The rest of the discussion focused on the appropriate role for policy-makers in ameliorating risk in the financial system. One participant argued that policy-makers have long known that risk is procyclical, yet policy has rarely acted to lean against this risk. The same participant went on to suggest that because financial market participants tend to be rewarded for short-term capital gains, they become advocates for a monetary policy that does not tighten during booms but does ease aggressively when the market falls; a lobbying effort that had been rewarded by the Greenspan Fed. However, this view was disputed by other participants. One argued that the problems in the sub-prime market originated in loans issued in 2005–06 – after monetary policy had been tightened – and that the apparent asymmetry of monetary policy reflected the asymmetry of financial markets. Similarly, Chris Ryan thought that central banks had implemented the monetary policy they thought was optimal, not necessarily what the markets wanted, and that sound policy was one of the reasons for good macroeconomic outcomes in recent years.

There followed a debate about the benefits of macro-prudential policy in counteracting cyclical financial risk. One line of argument broadly supported Claudio Borio's suggestion that regulators use either automatic stabilisers or discretionary mechanisms to limit the ‘speed’ of the financial system. However, some pointed to the practical problems with using prudential policy in this way. For example, it may be hard to design automatic stabilisers that deal with all relevant contingencies, but discretionary policy may also be problematic if there are political pressures to alter standards at inappropriate times. A number of participants also wondered about the overall effectiveness of speed limits given the role of the unregulated sector in recent developments. In this respect, one participant stressed the need for better margin requirements and a strengthening of counterparty risk management by regulated entities. Still on practical matters, it was unclear who would take responsibility for policies that would be politically unpopular, with one participant suggesting that financial institutions would find it hard to swallow such policies on macroeconomic grounds. Others questioned counter-cyclical prudential policies on more theoretical grounds. For example, speed limits could lull financial market participants into a false sense of security and encourage them to find new ways to accumulate risk. An alternative strategy would be to convince both regulated and unregulated financial market participants that bad decisions would ultimately have adverse consequences. The difficulty with this is the problem of time inconsistency, whereby policy-makers are willing to warn of the dangers of excessive risk-taking during expansions but cannot avoid feeling pressures to respond to difficulties during downturns. In a similar vein, another participant thought that the economic costs of prudential regulations aimed at dampening financial excesses may actually exceed the cost of dealing with the occasional financial crisis.

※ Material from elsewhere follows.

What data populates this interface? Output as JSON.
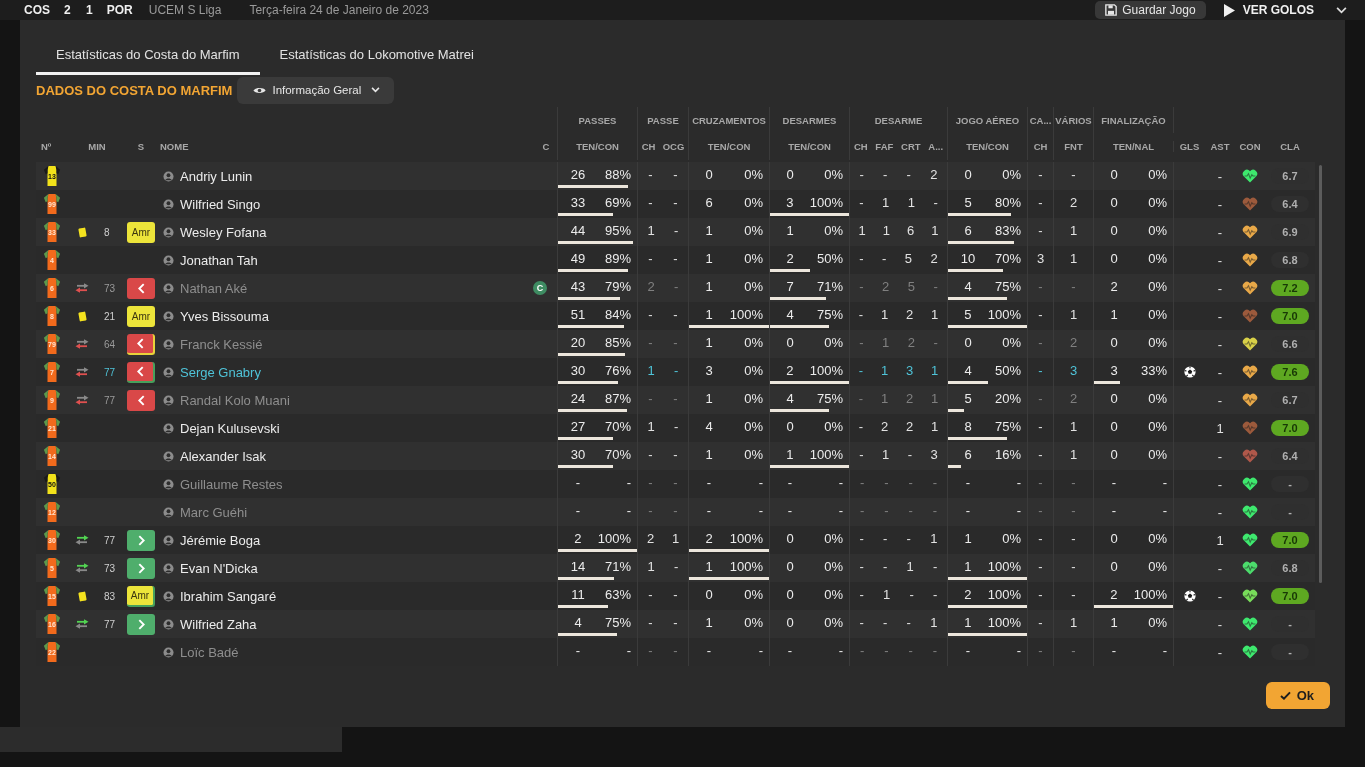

In response, Claudio Borio argued that despite these legitimate concerns it is important that policy-makers are more aware of the issue and devote more attention to developing optimal macro-prudential policies. In his view, such policies should in principle be no more difficult to implement than monetary policy, though there was a need to avoid the potential for abuse of discretion and to find ways to overcome time-inconsistency problems and the associated risk of forbearance during bad times.